§ Problem statement: Wherever the string "HelpDesk" turns up in the data, copy the whole line.

### Entries provided

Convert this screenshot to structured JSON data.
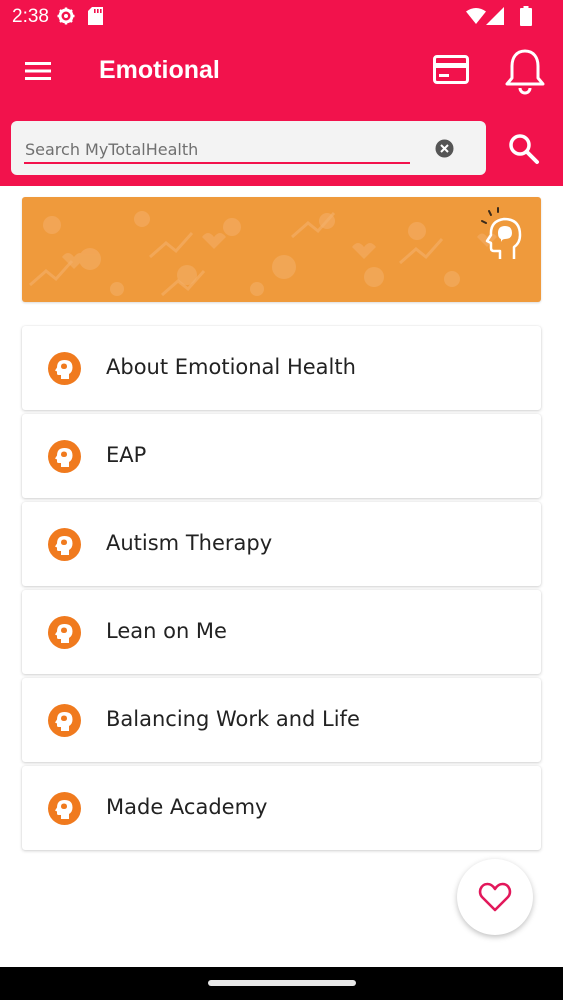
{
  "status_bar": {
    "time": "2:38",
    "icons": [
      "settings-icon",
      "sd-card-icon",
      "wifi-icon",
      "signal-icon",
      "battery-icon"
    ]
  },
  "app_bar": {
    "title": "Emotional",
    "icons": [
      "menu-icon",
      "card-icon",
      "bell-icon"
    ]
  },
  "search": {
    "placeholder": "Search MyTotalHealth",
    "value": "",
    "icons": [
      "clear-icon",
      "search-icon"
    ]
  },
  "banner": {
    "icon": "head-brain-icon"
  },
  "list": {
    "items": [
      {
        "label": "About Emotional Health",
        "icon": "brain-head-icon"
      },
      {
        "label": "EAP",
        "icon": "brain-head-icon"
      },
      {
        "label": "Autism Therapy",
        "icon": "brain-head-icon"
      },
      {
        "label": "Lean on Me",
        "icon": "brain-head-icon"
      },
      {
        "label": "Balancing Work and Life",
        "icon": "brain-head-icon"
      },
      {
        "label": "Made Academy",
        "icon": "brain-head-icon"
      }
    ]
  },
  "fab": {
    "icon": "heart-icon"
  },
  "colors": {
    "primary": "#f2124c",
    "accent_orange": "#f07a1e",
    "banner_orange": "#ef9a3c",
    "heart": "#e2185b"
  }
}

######
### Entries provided

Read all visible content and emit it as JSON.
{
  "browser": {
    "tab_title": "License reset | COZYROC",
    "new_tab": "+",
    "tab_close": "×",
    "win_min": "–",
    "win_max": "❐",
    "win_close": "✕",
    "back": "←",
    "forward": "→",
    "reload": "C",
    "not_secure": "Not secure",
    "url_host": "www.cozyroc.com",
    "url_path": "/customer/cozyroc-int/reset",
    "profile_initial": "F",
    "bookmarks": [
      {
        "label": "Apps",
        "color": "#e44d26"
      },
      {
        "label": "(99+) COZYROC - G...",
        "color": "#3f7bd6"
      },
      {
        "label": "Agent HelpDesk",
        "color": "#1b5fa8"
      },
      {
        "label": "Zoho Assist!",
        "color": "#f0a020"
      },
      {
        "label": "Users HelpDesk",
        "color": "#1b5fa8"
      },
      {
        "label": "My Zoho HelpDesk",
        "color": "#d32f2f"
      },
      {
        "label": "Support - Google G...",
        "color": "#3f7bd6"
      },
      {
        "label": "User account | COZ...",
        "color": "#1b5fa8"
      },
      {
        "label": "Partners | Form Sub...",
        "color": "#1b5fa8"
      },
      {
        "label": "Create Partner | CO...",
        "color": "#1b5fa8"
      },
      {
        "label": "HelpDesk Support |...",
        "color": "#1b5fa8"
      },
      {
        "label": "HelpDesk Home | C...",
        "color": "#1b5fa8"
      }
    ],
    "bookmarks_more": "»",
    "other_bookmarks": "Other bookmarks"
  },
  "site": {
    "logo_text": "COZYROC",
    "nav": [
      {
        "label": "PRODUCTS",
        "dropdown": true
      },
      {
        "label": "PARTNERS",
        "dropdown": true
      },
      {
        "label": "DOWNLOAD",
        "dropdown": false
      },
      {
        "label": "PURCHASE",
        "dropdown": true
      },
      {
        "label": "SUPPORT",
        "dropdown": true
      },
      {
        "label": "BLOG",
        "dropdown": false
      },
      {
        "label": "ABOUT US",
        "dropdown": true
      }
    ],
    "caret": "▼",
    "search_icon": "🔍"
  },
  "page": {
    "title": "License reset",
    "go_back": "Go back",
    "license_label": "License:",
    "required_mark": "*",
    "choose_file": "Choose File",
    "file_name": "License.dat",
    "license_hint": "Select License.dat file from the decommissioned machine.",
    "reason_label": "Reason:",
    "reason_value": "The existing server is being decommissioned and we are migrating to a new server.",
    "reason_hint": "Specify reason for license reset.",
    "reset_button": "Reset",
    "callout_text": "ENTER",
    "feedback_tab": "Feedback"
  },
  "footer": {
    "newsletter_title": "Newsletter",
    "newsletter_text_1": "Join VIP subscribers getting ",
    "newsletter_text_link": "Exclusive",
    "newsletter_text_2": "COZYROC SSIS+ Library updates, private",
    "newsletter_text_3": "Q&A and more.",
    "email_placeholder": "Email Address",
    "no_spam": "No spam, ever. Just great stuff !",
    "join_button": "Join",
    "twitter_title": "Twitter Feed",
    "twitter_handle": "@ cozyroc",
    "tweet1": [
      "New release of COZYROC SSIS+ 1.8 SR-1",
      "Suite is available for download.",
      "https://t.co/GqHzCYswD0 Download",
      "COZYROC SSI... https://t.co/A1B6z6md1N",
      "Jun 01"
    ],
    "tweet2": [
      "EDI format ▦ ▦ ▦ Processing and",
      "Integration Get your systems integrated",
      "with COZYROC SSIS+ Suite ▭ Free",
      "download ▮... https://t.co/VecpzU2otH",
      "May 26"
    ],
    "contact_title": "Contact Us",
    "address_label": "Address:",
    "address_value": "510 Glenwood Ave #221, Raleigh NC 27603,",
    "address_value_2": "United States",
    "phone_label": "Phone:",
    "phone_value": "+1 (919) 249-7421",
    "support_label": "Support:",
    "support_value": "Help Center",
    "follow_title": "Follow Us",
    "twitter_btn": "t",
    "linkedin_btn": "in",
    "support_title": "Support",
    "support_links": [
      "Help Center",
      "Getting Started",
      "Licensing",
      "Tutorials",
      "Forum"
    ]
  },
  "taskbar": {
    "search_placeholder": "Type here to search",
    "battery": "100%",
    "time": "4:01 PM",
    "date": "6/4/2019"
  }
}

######
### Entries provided

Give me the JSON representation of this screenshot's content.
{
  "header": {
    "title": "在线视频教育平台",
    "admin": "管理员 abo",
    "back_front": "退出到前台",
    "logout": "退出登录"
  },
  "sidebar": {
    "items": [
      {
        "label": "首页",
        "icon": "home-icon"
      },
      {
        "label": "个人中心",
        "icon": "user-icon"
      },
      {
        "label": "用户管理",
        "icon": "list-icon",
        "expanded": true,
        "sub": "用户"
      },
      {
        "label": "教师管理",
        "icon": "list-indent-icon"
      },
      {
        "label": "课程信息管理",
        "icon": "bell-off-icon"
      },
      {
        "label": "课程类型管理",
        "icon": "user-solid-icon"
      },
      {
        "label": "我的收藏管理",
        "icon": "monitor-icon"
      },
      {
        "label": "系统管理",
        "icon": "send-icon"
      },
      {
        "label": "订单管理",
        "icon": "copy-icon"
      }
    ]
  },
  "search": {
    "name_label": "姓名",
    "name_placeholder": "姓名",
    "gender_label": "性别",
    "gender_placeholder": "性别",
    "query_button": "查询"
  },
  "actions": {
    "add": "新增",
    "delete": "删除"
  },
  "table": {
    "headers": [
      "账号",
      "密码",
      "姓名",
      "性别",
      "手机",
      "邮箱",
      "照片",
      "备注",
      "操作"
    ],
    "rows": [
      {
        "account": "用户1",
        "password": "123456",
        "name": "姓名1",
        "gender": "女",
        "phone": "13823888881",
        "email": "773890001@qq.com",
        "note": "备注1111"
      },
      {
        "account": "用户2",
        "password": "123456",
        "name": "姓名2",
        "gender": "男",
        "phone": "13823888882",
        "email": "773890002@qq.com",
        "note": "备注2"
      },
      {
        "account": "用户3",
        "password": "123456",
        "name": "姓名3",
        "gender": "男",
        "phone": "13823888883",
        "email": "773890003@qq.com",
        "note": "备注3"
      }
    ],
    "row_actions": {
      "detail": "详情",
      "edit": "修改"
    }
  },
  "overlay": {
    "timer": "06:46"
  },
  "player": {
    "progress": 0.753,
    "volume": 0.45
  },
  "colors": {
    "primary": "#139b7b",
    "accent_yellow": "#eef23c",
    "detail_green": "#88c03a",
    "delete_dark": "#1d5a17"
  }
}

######

§ Written answer:
        "label": "Agent HelpDesk",
        "label": "Users HelpDesk",
        "label": "My Zoho HelpDesk",
        "label": "HelpDesk Support |...",
        "label": "HelpDesk Home | C...",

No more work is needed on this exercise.